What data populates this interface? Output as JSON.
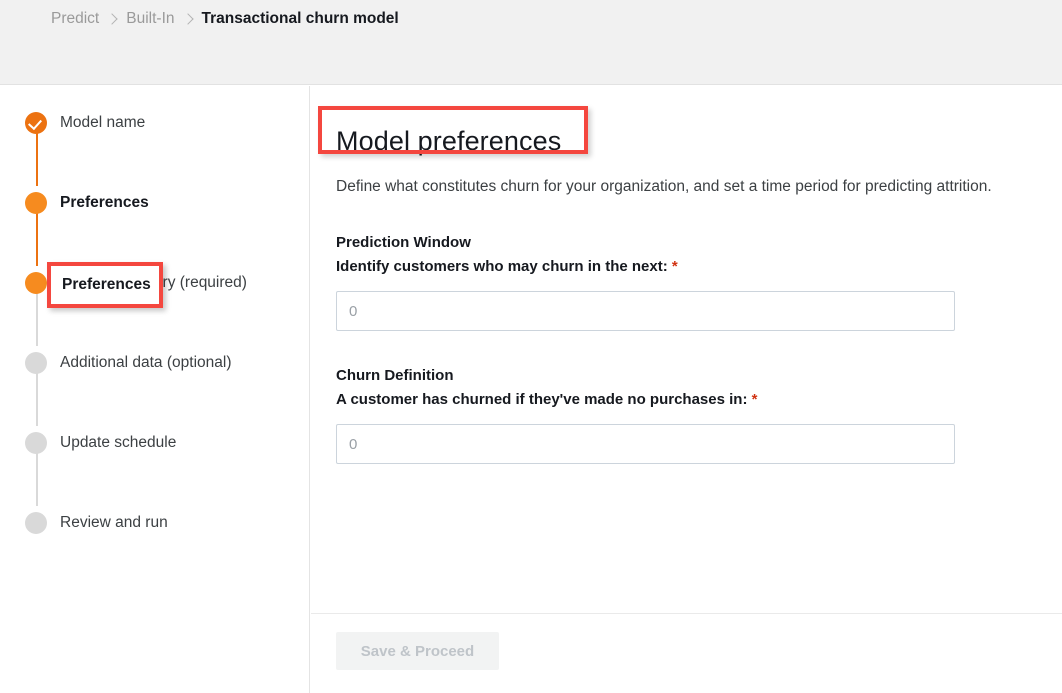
{
  "breadcrumb": {
    "items": [
      {
        "label": "Predict",
        "current": false
      },
      {
        "label": "Built-In",
        "current": false
      },
      {
        "label": "Transactional churn model",
        "current": true
      }
    ]
  },
  "sidebar": {
    "steps": [
      {
        "label": "Model name",
        "state": "done"
      },
      {
        "label": "Preferences",
        "state": "active"
      },
      {
        "label": "Purchase history (required)",
        "state": "active"
      },
      {
        "label": "Additional data (optional)",
        "state": "pending"
      },
      {
        "label": "Update schedule",
        "state": "pending"
      },
      {
        "label": "Review and run",
        "state": "pending"
      }
    ]
  },
  "main": {
    "title": "Model preferences",
    "description": "Define what constitutes churn for your organization, and set a time period for predicting attrition.",
    "fields": [
      {
        "heading": "Prediction Window",
        "sublabel": "Identify customers who may churn in the next:",
        "required_marker": "*",
        "value": "",
        "placeholder": "0"
      },
      {
        "heading": "Churn Definition",
        "sublabel": "A customer has churned if they've made no purchases in:",
        "required_marker": "*",
        "value": "",
        "placeholder": "0"
      }
    ]
  },
  "footer": {
    "save_label": "Save & Proceed",
    "save_disabled": true
  },
  "annotations": {
    "highlight_color": "#f4473f",
    "preferences_box_label": "Preferences",
    "title_box_label": "Model preferences"
  },
  "theme": {
    "accent_orange": "#ec7211",
    "active_orange": "#f68b1f",
    "pending_grey": "#d9d9d9",
    "required_red": "#d13212",
    "header_bg": "#f1f1f1"
  }
}
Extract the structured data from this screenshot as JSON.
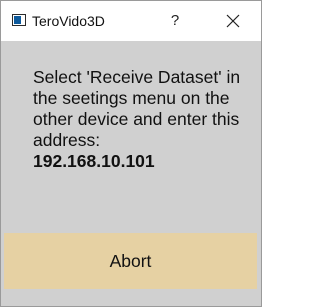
{
  "window": {
    "title": "TeroVido3D",
    "help_label": "?",
    "app_icon": "app-window-icon",
    "close_icon": "close-icon"
  },
  "dialog": {
    "message": "Select 'Receive Dataset' in the seetings menu on the other device and enter this address:",
    "address": "192.168.10.101",
    "abort_label": "Abort"
  },
  "colors": {
    "dialog_background": "#d0d0d0",
    "titlebar_background": "#ffffff",
    "abort_button": "#e6d1a3",
    "app_icon_fill": "#0d5a9c"
  }
}
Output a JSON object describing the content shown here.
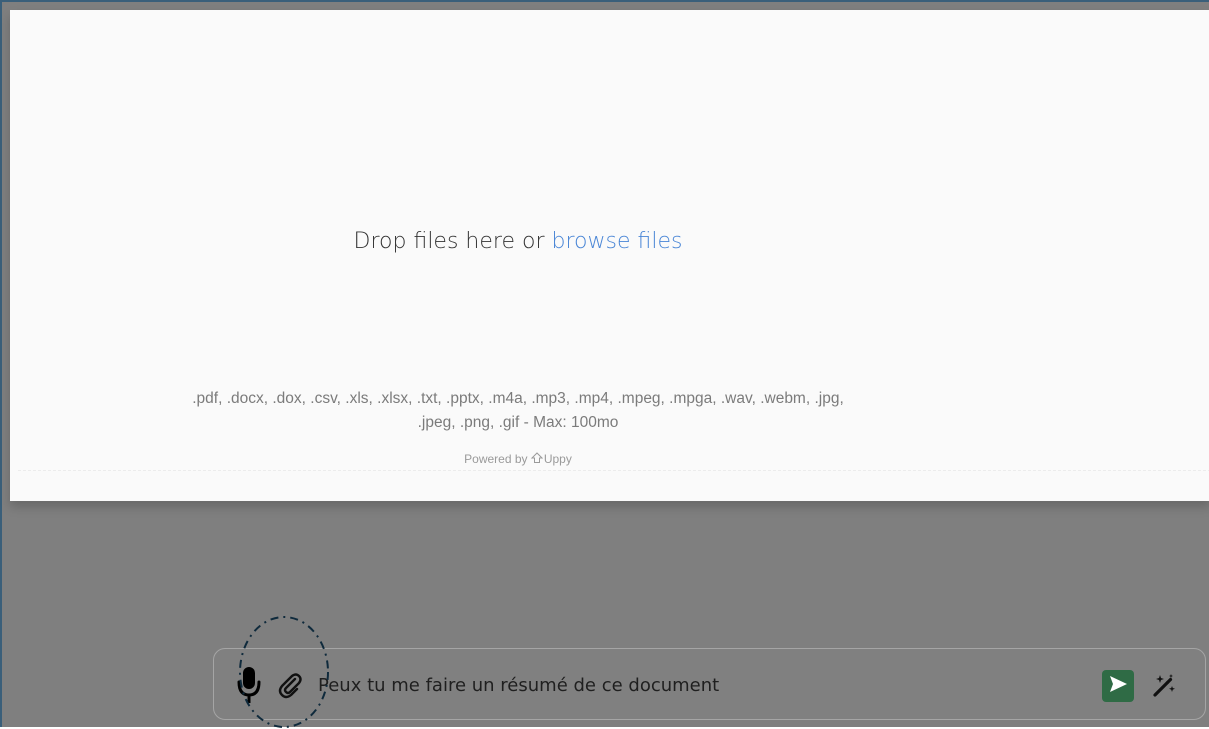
{
  "dropzone": {
    "prompt_prefix": "Drop files here or ",
    "browse_label": "browse files",
    "formats_line1": ".pdf, .docx, .dox, .csv, .xls, .xlsx, .txt, .pptx, .m4a, .mp3, .mp4, .mpeg, .mpga, .wav, .webm, .jpg,",
    "formats_line2": ".jpeg, .png, .gif - Max: 100mo",
    "powered_prefix": "Powered by ",
    "powered_brand": "Uppy"
  },
  "composer": {
    "input_value": "Peux tu me faire un résumé de ce document",
    "icons": {
      "mic": "microphone-icon",
      "attach": "paperclip-icon",
      "send": "send-icon",
      "wand": "magic-wand-icon"
    }
  },
  "colors": {
    "link": "#4a86d6",
    "send_button": "#2f6b45",
    "overlay": "#7f7f7f",
    "dropzone_bg": "#fafafa"
  }
}
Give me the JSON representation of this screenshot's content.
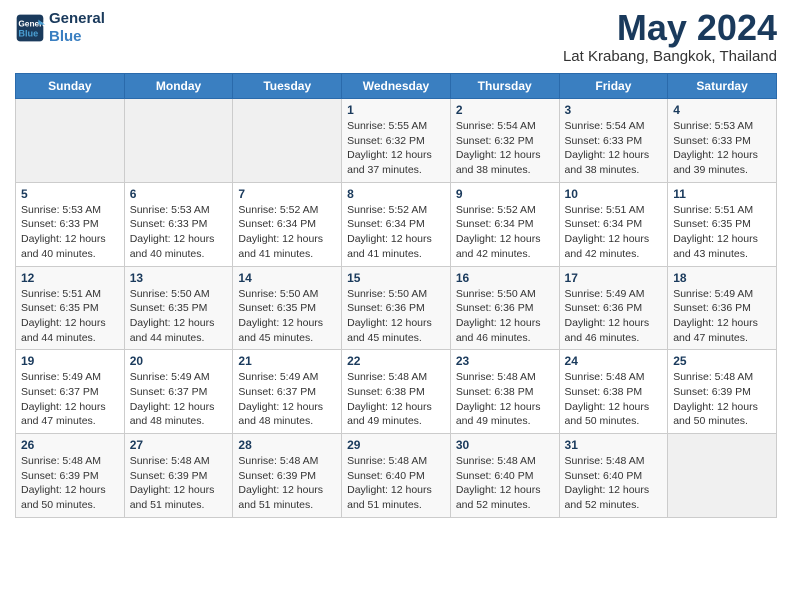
{
  "header": {
    "logo_line1": "General",
    "logo_line2": "Blue",
    "title": "May 2024",
    "subtitle": "Lat Krabang, Bangkok, Thailand"
  },
  "weekdays": [
    "Sunday",
    "Monday",
    "Tuesday",
    "Wednesday",
    "Thursday",
    "Friday",
    "Saturday"
  ],
  "weeks": [
    [
      {
        "day": "",
        "info": ""
      },
      {
        "day": "",
        "info": ""
      },
      {
        "day": "",
        "info": ""
      },
      {
        "day": "1",
        "info": "Sunrise: 5:55 AM\nSunset: 6:32 PM\nDaylight: 12 hours\nand 37 minutes."
      },
      {
        "day": "2",
        "info": "Sunrise: 5:54 AM\nSunset: 6:32 PM\nDaylight: 12 hours\nand 38 minutes."
      },
      {
        "day": "3",
        "info": "Sunrise: 5:54 AM\nSunset: 6:33 PM\nDaylight: 12 hours\nand 38 minutes."
      },
      {
        "day": "4",
        "info": "Sunrise: 5:53 AM\nSunset: 6:33 PM\nDaylight: 12 hours\nand 39 minutes."
      }
    ],
    [
      {
        "day": "5",
        "info": "Sunrise: 5:53 AM\nSunset: 6:33 PM\nDaylight: 12 hours\nand 40 minutes."
      },
      {
        "day": "6",
        "info": "Sunrise: 5:53 AM\nSunset: 6:33 PM\nDaylight: 12 hours\nand 40 minutes."
      },
      {
        "day": "7",
        "info": "Sunrise: 5:52 AM\nSunset: 6:34 PM\nDaylight: 12 hours\nand 41 minutes."
      },
      {
        "day": "8",
        "info": "Sunrise: 5:52 AM\nSunset: 6:34 PM\nDaylight: 12 hours\nand 41 minutes."
      },
      {
        "day": "9",
        "info": "Sunrise: 5:52 AM\nSunset: 6:34 PM\nDaylight: 12 hours\nand 42 minutes."
      },
      {
        "day": "10",
        "info": "Sunrise: 5:51 AM\nSunset: 6:34 PM\nDaylight: 12 hours\nand 42 minutes."
      },
      {
        "day": "11",
        "info": "Sunrise: 5:51 AM\nSunset: 6:35 PM\nDaylight: 12 hours\nand 43 minutes."
      }
    ],
    [
      {
        "day": "12",
        "info": "Sunrise: 5:51 AM\nSunset: 6:35 PM\nDaylight: 12 hours\nand 44 minutes."
      },
      {
        "day": "13",
        "info": "Sunrise: 5:50 AM\nSunset: 6:35 PM\nDaylight: 12 hours\nand 44 minutes."
      },
      {
        "day": "14",
        "info": "Sunrise: 5:50 AM\nSunset: 6:35 PM\nDaylight: 12 hours\nand 45 minutes."
      },
      {
        "day": "15",
        "info": "Sunrise: 5:50 AM\nSunset: 6:36 PM\nDaylight: 12 hours\nand 45 minutes."
      },
      {
        "day": "16",
        "info": "Sunrise: 5:50 AM\nSunset: 6:36 PM\nDaylight: 12 hours\nand 46 minutes."
      },
      {
        "day": "17",
        "info": "Sunrise: 5:49 AM\nSunset: 6:36 PM\nDaylight: 12 hours\nand 46 minutes."
      },
      {
        "day": "18",
        "info": "Sunrise: 5:49 AM\nSunset: 6:36 PM\nDaylight: 12 hours\nand 47 minutes."
      }
    ],
    [
      {
        "day": "19",
        "info": "Sunrise: 5:49 AM\nSunset: 6:37 PM\nDaylight: 12 hours\nand 47 minutes."
      },
      {
        "day": "20",
        "info": "Sunrise: 5:49 AM\nSunset: 6:37 PM\nDaylight: 12 hours\nand 48 minutes."
      },
      {
        "day": "21",
        "info": "Sunrise: 5:49 AM\nSunset: 6:37 PM\nDaylight: 12 hours\nand 48 minutes."
      },
      {
        "day": "22",
        "info": "Sunrise: 5:48 AM\nSunset: 6:38 PM\nDaylight: 12 hours\nand 49 minutes."
      },
      {
        "day": "23",
        "info": "Sunrise: 5:48 AM\nSunset: 6:38 PM\nDaylight: 12 hours\nand 49 minutes."
      },
      {
        "day": "24",
        "info": "Sunrise: 5:48 AM\nSunset: 6:38 PM\nDaylight: 12 hours\nand 50 minutes."
      },
      {
        "day": "25",
        "info": "Sunrise: 5:48 AM\nSunset: 6:39 PM\nDaylight: 12 hours\nand 50 minutes."
      }
    ],
    [
      {
        "day": "26",
        "info": "Sunrise: 5:48 AM\nSunset: 6:39 PM\nDaylight: 12 hours\nand 50 minutes."
      },
      {
        "day": "27",
        "info": "Sunrise: 5:48 AM\nSunset: 6:39 PM\nDaylight: 12 hours\nand 51 minutes."
      },
      {
        "day": "28",
        "info": "Sunrise: 5:48 AM\nSunset: 6:39 PM\nDaylight: 12 hours\nand 51 minutes."
      },
      {
        "day": "29",
        "info": "Sunrise: 5:48 AM\nSunset: 6:40 PM\nDaylight: 12 hours\nand 51 minutes."
      },
      {
        "day": "30",
        "info": "Sunrise: 5:48 AM\nSunset: 6:40 PM\nDaylight: 12 hours\nand 52 minutes."
      },
      {
        "day": "31",
        "info": "Sunrise: 5:48 AM\nSunset: 6:40 PM\nDaylight: 12 hours\nand 52 minutes."
      },
      {
        "day": "",
        "info": ""
      }
    ]
  ]
}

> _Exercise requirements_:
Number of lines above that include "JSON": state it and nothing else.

> _Answer_:
4